How will electric cars affect the motor trade industry?

25 Feb, 2021

As part of initiatives for a greener future, Boris Johnson announced in November last year that the UK would plan to ban the sale of new petrol and diesel cars by 2030.

While the government’s ten-point plan promises a “green industrial revolution“, it is still unclear what impact this will have on the motor trade industry.

In truth, it is difficult to tell so early on – especially since the UK has never experienced such a major change to our motoring way of life.

We’ll take a look at the rising number of electric cars on the road in the coming decade and what this could mean for vehicle demand, as well as the effect this could have when it comes to the manufacturing sector of the motor trade industry.


As many of you are already aware, the number of electric vehicles in the UK is on the rise. While this is good news for those wanting to reduce national emissions, it will bring about some major changes to the demand for vehicles in the coming years.

According to a poll conducted by the AA, it has been predicted that by 2030, electric vehicles will outnumber petrol and diesel cars – with zero-emission vehicles set to make up 20% of the total number. If the current number of cars in the UK remains at around 33 million, this means that the number of electric cars on the road will rise from 91,000 to around 6.5 million.

As a result, those in the motor trade industry will experience a significant increase in demand for both new and second-hand electric vehicles, while the demand for petrol and diesel cars is set to reduce.


As the number of electric vehicles on the road increase, another major change will be seen within the manufacturing sector of the motor trade industry.  As many of you know, electric cars feature different components than the parts currently used for petrol or diesel vehicles. This means we could see a huge change caused by the rising demand for electric vehicle parts, while parts for petrol and diesel cars may become redundant. For electric vehicles in particular, there may be a heavy focus on batteries and panels to keep up with the demand for repairs and maintenance.

Another factor to think about is the difference between engines. As has always been the norm, petrol and diesel engines require regular (and sometimes labour-intensive) maintenance to run smoothly. However, the engines used in electric vehicles usually require far less work as they have fewer components, meaning they’re also a lot easier to put together.

There are positive and negative aspects to the build of electric vehicles. On one hand, those working in garages may find it far quicker to repair or assemble  vehicles which have fewer parts.

On the other hand, however, there has been speculation that this could have a downside for employment as it may reduce the need for human labour. In light of this, it has been predicted that some motor trade companies may start to diversify their current operations to stay in touch with the evolving market.

At the moment, the changes to the motor trade industry are still difficult to pin down with absolute certainty. The most obvious and probable outcome for the new regulations is that there will be a simultaneous rise in electric vehicles and a fall in petrol and diesel.

This means it’s likely that we will see an increase in the demand for new and second-hand electric vehicles, as well as the components that go alongside them – whilst the demand for petrol and diesel cars and their parts are likely to decrease the closer we get to 2030.
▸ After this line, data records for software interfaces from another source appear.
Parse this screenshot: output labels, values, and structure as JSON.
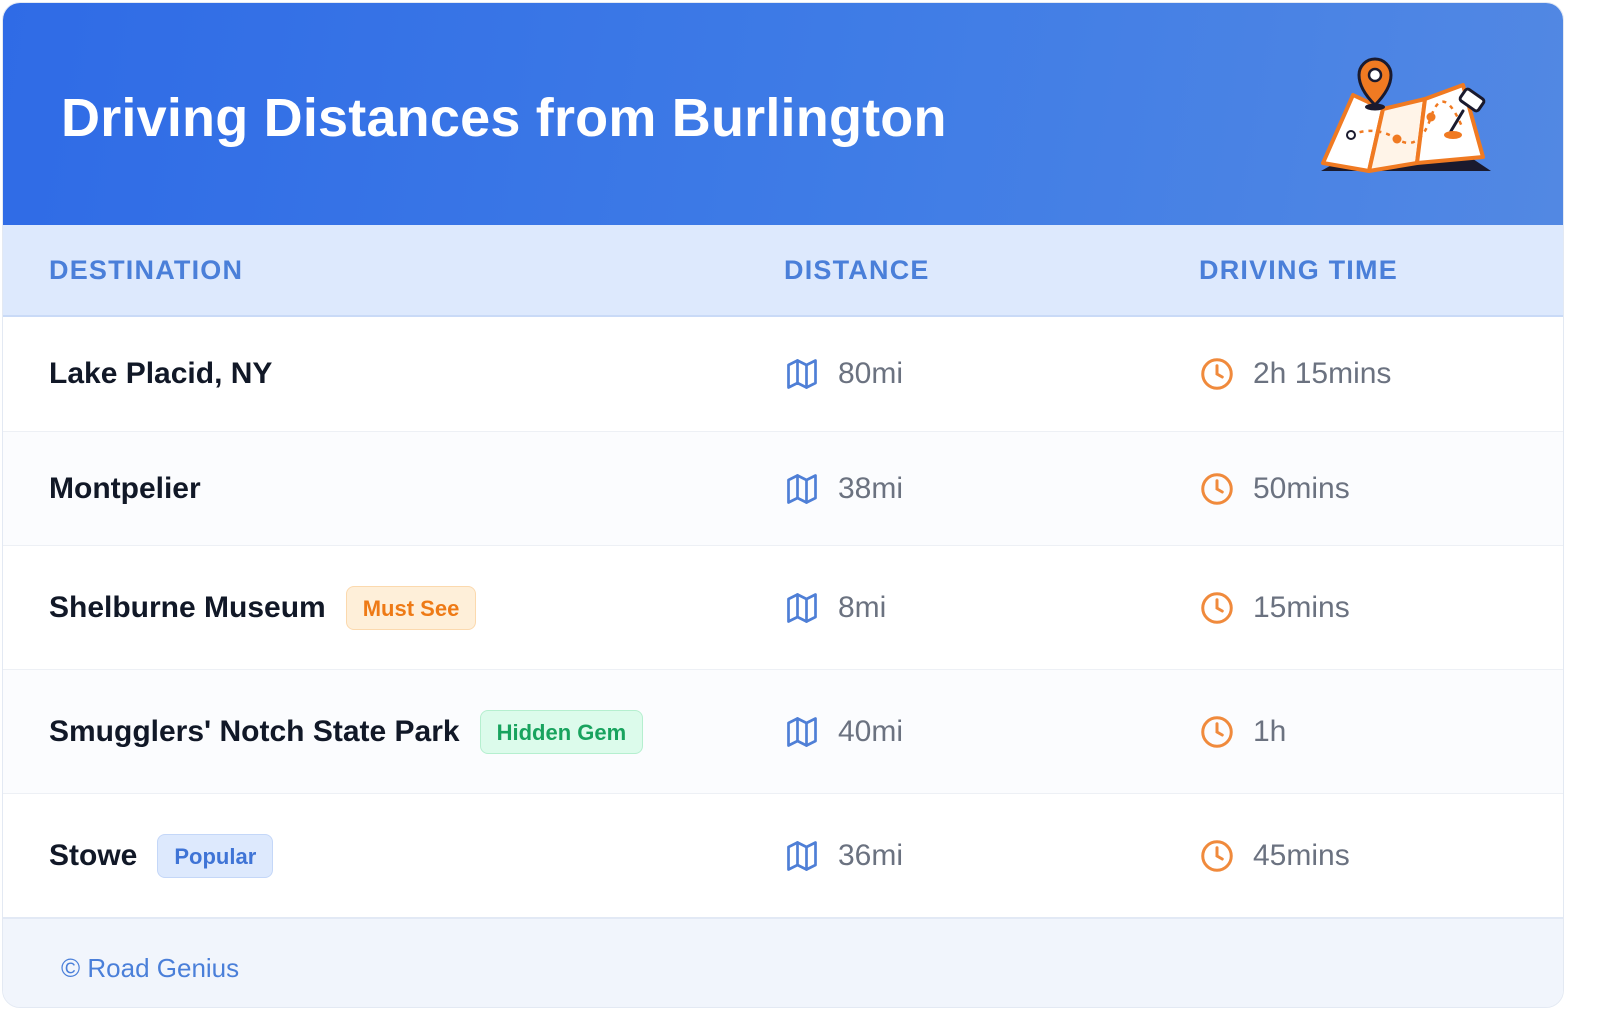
{
  "header": {
    "title": "Driving Distances from Burlington",
    "illustration_icon": "folded-map-with-pin-icon"
  },
  "table": {
    "columns": [
      "DESTINATION",
      "DISTANCE",
      "DRIVING TIME"
    ],
    "distance_icon": "map-icon",
    "time_icon": "clock-icon",
    "rows": [
      {
        "destination": "Lake Placid, NY",
        "badge": "",
        "distance": "80mi",
        "time": "2h 15mins"
      },
      {
        "destination": "Montpelier",
        "badge": "",
        "distance": "38mi",
        "time": "50mins"
      },
      {
        "destination": "Shelburne Museum",
        "badge": "Must See",
        "distance": "8mi",
        "time": "15mins"
      },
      {
        "destination": "Smugglers' Notch State Park",
        "badge": "Hidden Gem",
        "distance": "40mi",
        "time": "1h"
      },
      {
        "destination": "Stowe",
        "badge": "Popular",
        "distance": "36mi",
        "time": "45mins"
      }
    ]
  },
  "footer": {
    "text": "© Road Genius"
  },
  "colors": {
    "header_start": "#2f6be6",
    "header_end": "#5288e3",
    "column_header_text": "#4a7fd9",
    "badge_must_see": "#ee7a16",
    "badge_hidden_gem": "#18a35e",
    "badge_popular": "#3f74d6",
    "distance_icon": "#4f7fd6",
    "time_icon": "#f08a3c"
  }
}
One thing that we can be certain of is that the goal of having so many electric vehicles on the road by 2030 will be a huge challenge, and one which, if it goes ahead as planned, will change the structure of the motor trade industry.